*What is expected*. Give every entry again precisely as it appears.
[[ Record extracts, beginning ]]
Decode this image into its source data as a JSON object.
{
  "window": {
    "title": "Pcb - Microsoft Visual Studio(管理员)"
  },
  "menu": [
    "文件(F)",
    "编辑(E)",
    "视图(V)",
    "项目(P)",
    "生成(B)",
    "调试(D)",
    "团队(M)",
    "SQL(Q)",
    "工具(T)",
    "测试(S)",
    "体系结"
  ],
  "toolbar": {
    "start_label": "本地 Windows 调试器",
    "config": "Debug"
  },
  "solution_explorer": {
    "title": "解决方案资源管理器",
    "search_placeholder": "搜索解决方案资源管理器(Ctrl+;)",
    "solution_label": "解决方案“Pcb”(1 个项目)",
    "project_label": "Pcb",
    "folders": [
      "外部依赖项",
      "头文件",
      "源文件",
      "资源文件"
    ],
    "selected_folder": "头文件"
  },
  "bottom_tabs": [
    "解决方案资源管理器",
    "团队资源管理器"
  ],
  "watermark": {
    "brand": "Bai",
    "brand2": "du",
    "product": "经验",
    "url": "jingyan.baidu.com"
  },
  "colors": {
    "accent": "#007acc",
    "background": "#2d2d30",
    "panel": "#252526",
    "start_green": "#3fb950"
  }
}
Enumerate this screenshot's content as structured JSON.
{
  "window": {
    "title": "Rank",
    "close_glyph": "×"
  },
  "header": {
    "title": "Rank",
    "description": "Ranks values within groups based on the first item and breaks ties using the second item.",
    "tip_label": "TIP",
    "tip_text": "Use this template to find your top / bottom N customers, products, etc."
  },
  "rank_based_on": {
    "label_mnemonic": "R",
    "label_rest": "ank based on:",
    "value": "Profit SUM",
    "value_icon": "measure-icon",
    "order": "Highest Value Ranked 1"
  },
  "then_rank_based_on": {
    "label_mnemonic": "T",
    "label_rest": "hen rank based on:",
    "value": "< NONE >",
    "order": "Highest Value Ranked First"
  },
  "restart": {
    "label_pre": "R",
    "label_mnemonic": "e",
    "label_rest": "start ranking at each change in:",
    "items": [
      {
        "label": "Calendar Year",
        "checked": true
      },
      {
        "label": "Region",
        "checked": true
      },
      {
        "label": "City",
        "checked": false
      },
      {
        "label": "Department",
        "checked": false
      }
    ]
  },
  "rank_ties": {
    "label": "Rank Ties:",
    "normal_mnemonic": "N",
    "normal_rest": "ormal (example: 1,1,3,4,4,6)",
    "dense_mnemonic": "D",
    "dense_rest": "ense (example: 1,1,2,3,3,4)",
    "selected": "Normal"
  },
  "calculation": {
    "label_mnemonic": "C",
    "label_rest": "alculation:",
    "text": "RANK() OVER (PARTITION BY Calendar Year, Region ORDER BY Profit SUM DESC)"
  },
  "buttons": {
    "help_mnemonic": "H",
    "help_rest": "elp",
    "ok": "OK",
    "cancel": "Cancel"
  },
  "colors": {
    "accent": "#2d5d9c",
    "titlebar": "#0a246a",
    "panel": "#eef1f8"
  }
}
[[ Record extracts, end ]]
*Answer to this task*.
Decode this image into its source data as a JSON object.
{
  "window": {
    "title": "Pcb - Microsoft Visual Studio(管理员)"
  },
  "menu": [
    "文件(F)",
    "编辑(E)",
    "视图(V)",
    "项目(P)",
    "生成(B)",
    "调试(D)",
    "团队(M)",
    "SQL(Q)",
    "工具(T)",
    "测试(S)",
    "体系结"
  ],
  "toolbar": {
    "start_label": "本地 Windows 调试器",
    "config": "Debug"
  },
  "solution_explorer": {
    "title": "解决方案资源管理器",
    "search_placeholder": "搜索解决方案资源管理器(Ctrl+;)",
    "solution_label": "解决方案“Pcb”(1 个项目)",
    "project_label": "Pcb",
    "folders": [
      "外部依赖项",
      "头文件",
      "源文件",
      "资源文件"
    ],
    "selected_folder": "头文件"
  },
  "bottom_tabs": [
    "解决方案资源管理器",
    "团队资源管理器"
  ],
  "watermark": {
    "brand": "Bai",
    "brand2": "du",
    "product": "经验",
    "url": "jingyan.baidu.com"
  },
  "colors": {
    "accent": "#007acc",
    "background": "#2d2d30",
    "panel": "#252526",
    "start_green": "#3fb950"
  }
}
Enumerate this screenshot's content as structured JSON.
{
  "window": {
    "title": "Rank",
    "close_glyph": "×"
  },
  "header": {
    "title": "Rank",
    "description": "Ranks values within groups based on the first item and breaks ties using the second item.",
    "tip_label": "TIP",
    "tip_text": "Use this template to find your top / bottom N customers, products, etc."
  },
  "rank_based_on": {
    "label_mnemonic": "R",
    "label_rest": "ank based on:",
    "value": "Profit SUM",
    "value_icon": "measure-icon",
    "order": "Highest Value Ranked 1"
  },
  "then_rank_based_on": {
    "label_mnemonic": "T",
    "label_rest": "hen rank based on:",
    "value": "< NONE >",
    "order": "Highest Value Ranked First"
  },
  "restart": {
    "label_pre": "R",
    "label_mnemonic": "e",
    "label_rest": "start ranking at each change in:",
    "items": [
      {
        "label": "Calendar Year",
        "checked": true
      },
      {
        "label": "Region",
        "checked": true
      },
      {
        "label": "City",
        "checked": false
      },
      {
        "label": "Department",
        "checked": false
      }
    ]
  },
  "rank_ties": {
    "label": "Rank Ties:",
    "normal_mnemonic": "N",
    "normal_rest": "ormal (example: 1,1,3,4,4,6)",
    "dense_mnemonic": "D",
    "dense_rest": "ense (example: 1,1,2,3,3,4)",
    "selected": "Normal"
  },
  "calculation": {
    "label_mnemonic": "C",
    "label_rest": "alculation:",
    "text": "RANK() OVER (PARTITION BY Calendar Year, Region ORDER BY Profit SUM DESC)"
  },
  "buttons": {
    "help_mnemonic": "H",
    "help_rest": "elp",
    "ok": "OK",
    "cancel": "Cancel"
  },
  "colors": {
    "accent": "#2d5d9c",
    "titlebar": "#0a246a",
    "panel": "#eef1f8"
  }
}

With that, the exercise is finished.